Strategic Exchange: Are we just getting back to normal? - July 2022

By Kemp Harr

Times are changing, and there is plenty of economic uncertainty on the horizon. Often times, how one reacts to change is based on one’s reference point. A 6% 30-year mortgage rate seems high versus the 3% rate from two months ago, but it was commonplace prior to the last recession in 2006, and it is extremely low in comparison to the 18% rate that we saw in 1981. During Covid, the government handed out three rounds of stimulus checks, and now the Federal Reserve is trying to slow down spending-it’s no wonder we’re feeling unbalanced.

The media would have you believe that a U.S. economic recession is just around the corner. Most economists agree that this is highly unlikely. Keep these fundamentals in mind as you drown out the “impending recession” drumbeat that we’re hearing from all ten of the 24-hour news channels. Bad news is an audience-builder. The dollar continues to be strong, unemployment is low, personal income is up, the consumer is continuing to spend above their normal levels, home values are high, but there’s no evidence of a bubble. One factor that bodes well for the flooring industry: there’s far too much risk in selling your home and finding something better suited that is affordable, so staying put and remodeling is a safer bet. Let’s face it, one of the Fed’s weapons in fighting inflation is slowing demand by scaring the consumer.

Last year in the flooring industry, we saw 20% revenue growth, but everybody knew that wasn’t sustainable. Is the slowdown we are seeing in the residential replacement market just the normal summertime doldrums that we used to see prior to the pandemic? It is true that retail sales are trending down versus last year. And let’s face it, we’re still in the pandemic hangover period, so a disproportionate number of people are enjoying pent-up travel time and have pushed pause on home investments until the trips are over, and the kids are back in school.

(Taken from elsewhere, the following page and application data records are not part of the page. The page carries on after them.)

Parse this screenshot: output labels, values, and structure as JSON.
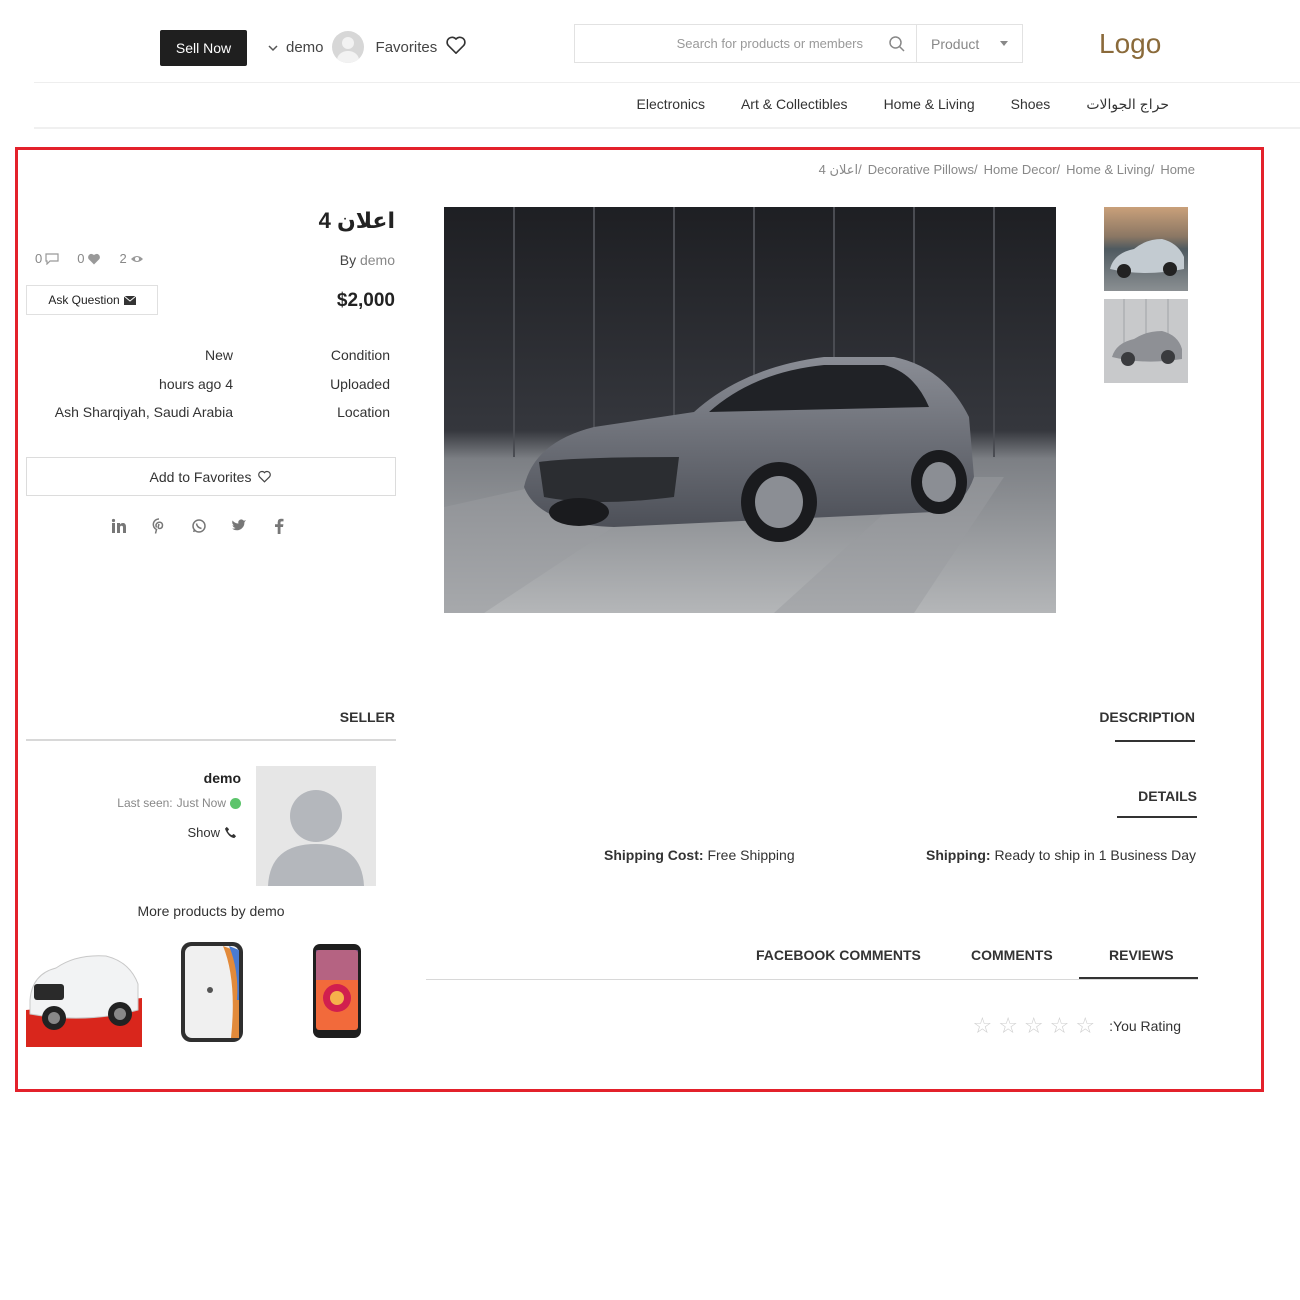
{
  "header": {
    "sell_label": "Sell Now",
    "username": "demo",
    "favorites_label": "Favorites",
    "search_placeholder": "Search for products or members",
    "search_category": "Product",
    "logo_text": "Logo"
  },
  "nav": {
    "items": [
      "Electronics",
      "Art & Collectibles",
      "Home & Living",
      "Shoes",
      "حراج الجوالات"
    ]
  },
  "breadcrumb": [
    "4 اعلان/",
    "Decorative Pillows/",
    "Home Decor/",
    "Home & Living/",
    "Home"
  ],
  "listing": {
    "title": "اعلان 4",
    "by_label": "By",
    "seller": "demo",
    "price": "$2,000",
    "comments_count": "0",
    "likes_count": "0",
    "views_count": "2",
    "ask_question_label": "Ask Question",
    "condition_label": "Condition",
    "condition_value": "New",
    "uploaded_label": "Uploaded",
    "uploaded_value": "hours ago 4",
    "location_label": "Location",
    "location_value": "Ash Sharqiyah, Saudi Arabia",
    "add_favorites_label": "Add to Favorites",
    "social_icons": [
      "linkedin-icon",
      "pinterest-icon",
      "whatsapp-icon",
      "twitter-icon",
      "facebook-icon"
    ]
  },
  "seller": {
    "section_title": "SELLER",
    "name": "demo",
    "last_seen_label": "Last seen:",
    "last_seen_value": "Just Now",
    "show_phone_label": "Show",
    "more_products_label": "More products by demo"
  },
  "details": {
    "description_tab": "DESCRIPTION",
    "details_tab": "DETAILS",
    "shipping_cost_label": "Shipping Cost:",
    "shipping_cost_value": "Free Shipping",
    "shipping_label": "Shipping:",
    "shipping_value": "Ready to ship in 1 Business Day"
  },
  "tabs": {
    "facebook_comments": "FACEBOOK COMMENTS",
    "comments": "COMMENTS",
    "reviews": "REVIEWS"
  },
  "rating": {
    "label": ":You Rating",
    "stars": 0,
    "max_stars": 5
  },
  "colors": {
    "frame": "#e3212b",
    "logo": "#8a6a3a",
    "online": "#5cc46b"
  }
}
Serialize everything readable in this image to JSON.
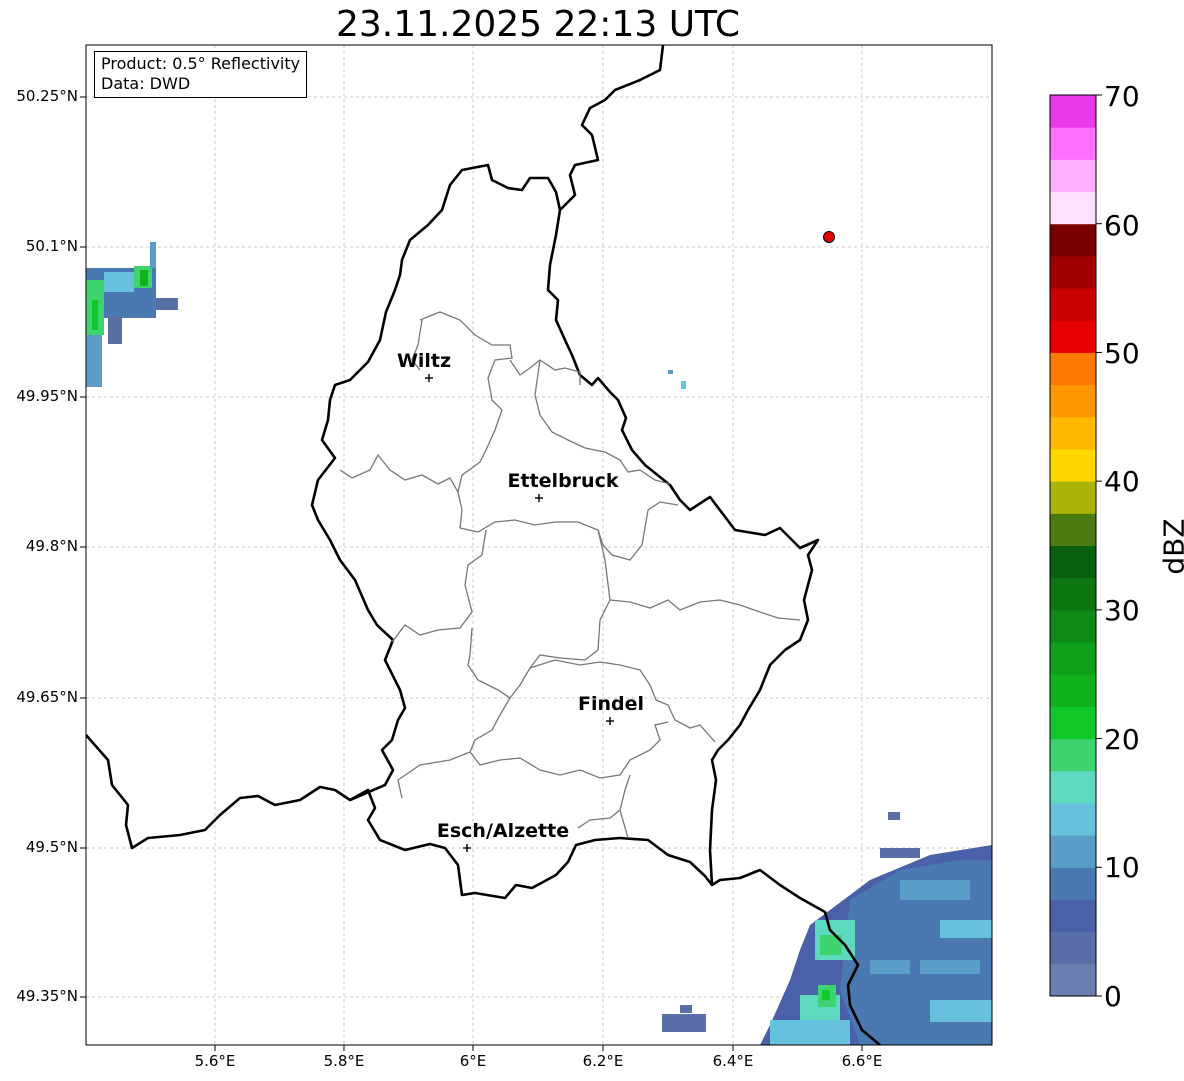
{
  "title": "23.11.2025 22:13 UTC",
  "info": {
    "product": "Product: 0.5° Reflectivity",
    "data_source": "Data: DWD"
  },
  "axes": {
    "y_ticks": [
      "50.25°N",
      "50.1°N",
      "49.95°N",
      "49.8°N",
      "49.65°N",
      "49.5°N",
      "49.35°N"
    ],
    "x_ticks": [
      "5.6°E",
      "5.8°E",
      "6°E",
      "6.2°E",
      "6.4°E",
      "6.6°E"
    ]
  },
  "cities": [
    {
      "name": "Wiltz"
    },
    {
      "name": "Ettelbruck"
    },
    {
      "name": "Findel"
    },
    {
      "name": "Esch/Alzette"
    }
  ],
  "colorbar": {
    "label": "dBZ",
    "ticks": [
      "0",
      "10",
      "20",
      "30",
      "40",
      "50",
      "60",
      "70"
    ],
    "colors": [
      "#6a7fb0",
      "#5a6fa8",
      "#4a60a8",
      "#4a78b0",
      "#5a9ec8",
      "#66c2dc",
      "#5fd8c0",
      "#3dd470",
      "#10c828",
      "#11b21e",
      "#0fa01a",
      "#0d8a16",
      "#0b7612",
      "#08600e",
      "#4a7a10",
      "#aab40a",
      "#ffd800",
      "#ffb800",
      "#ff9800",
      "#ff7800",
      "#e80000",
      "#c80000",
      "#a00000",
      "#780000",
      "#ffe0ff",
      "#ffb0ff",
      "#ff70ff",
      "#e83ae8"
    ]
  },
  "marker": {
    "color": "#e00000"
  }
}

Santo Torcivia just released his forecast for growth in the flooring industry for calendar year 2022, and he’s calling for a 4% growth in revenue. That won’t be hard to achieve with the strength we’re seeing in the commercial, builder and multifamily businesses, coupled with the price increases we’ve had to absorb over the last 18 months. It is highly likely that unit sales will be down in every category but resilient.

Santo and I discussed this report in a recent podcast, and he has a few other observations that are worth repeating. He’s forecasting the U.S. GDP will grow 2% for the year. Consolidation within the channel will continue. Big boxes, driven primarily by Floor & Décor, will continue to take marketshare; the Millennial group is becoming more of a purchasing factor, and they aren’t familiar with the legacy flooring brands. In addition, there is a bifurcation in household income with most of the purchasing power in the lower and upper ends of the market.

As we close this July issue, there’s been no announcement as to who, if anyone, will win the bid to own some or all of Armstrong Flooring’s assets as a “going concern”-which means the new owner steps in, and the business never stops operating. Unsubstantiated rumors tell us that the Asia Pacific assets have sold for a healthy bid, but the other assets are still up in the air.

It’s hard to know why the bankruptcy court has allowed so many delays in the auction process. As it stands now, the final auction will be held on July 5 and the presentation to the court on July 7. That is also about the time Debtor in Possession loans are due, so the first full week of July is when the sand runs out of the hourglass. We’ve heard that the delays for the sale of U.S. assets have been driven by the lack of compromise within the seven groups that have a voice in the decision-each with diverging interests. There are two banks, three unions, a retired employee committee and an unsecured creditors committee.

Naturally, this topic was discussed throughout the hallways of NeoCon, since the most attractive part of Armstrong’s business is its specified commercial offering, and the reputation that goes with it. Several of Armstrong’s competitors in the resilient category were being asked if they could jump in with an “or equal” product should this bankruptcy process not end well. Stay tuned.

In the last six weeks, we’ve seen more evidence that the flooring industry is in the mature phase as suppliers consolidate. Probably the biggest from a revenue perspective is Mohawk’s acquisition of Vitromex for $293 million in cash. Vitromex is the marketshare leader in the Mexican tile business with $204 million in sales in 2021. While this move does reduce the number of global tile companies by one, it may not have a big impact on the U.S. tile business other than giving Mohawk an even larger knowledge base within the category.

The second one is Bauwerk’s acquisition of Somerset Hardwood for an undisclosed amount. Bauwerk, a Swiss company with production in Switzerland, Lithuania and Croatia, has been building the Boen brand here in the U.S., so they will now have two brands plus U.S.-based production in Somerset, Kentucky. It will be interesting to see how this European investment in the U.S. will impact the domestic hardwood business.

If you have any comments about this month’s column, you can email me at

Copyright 2022 Floor Focus 

Related Topics:Mohawk Industries, Armstrong Flooring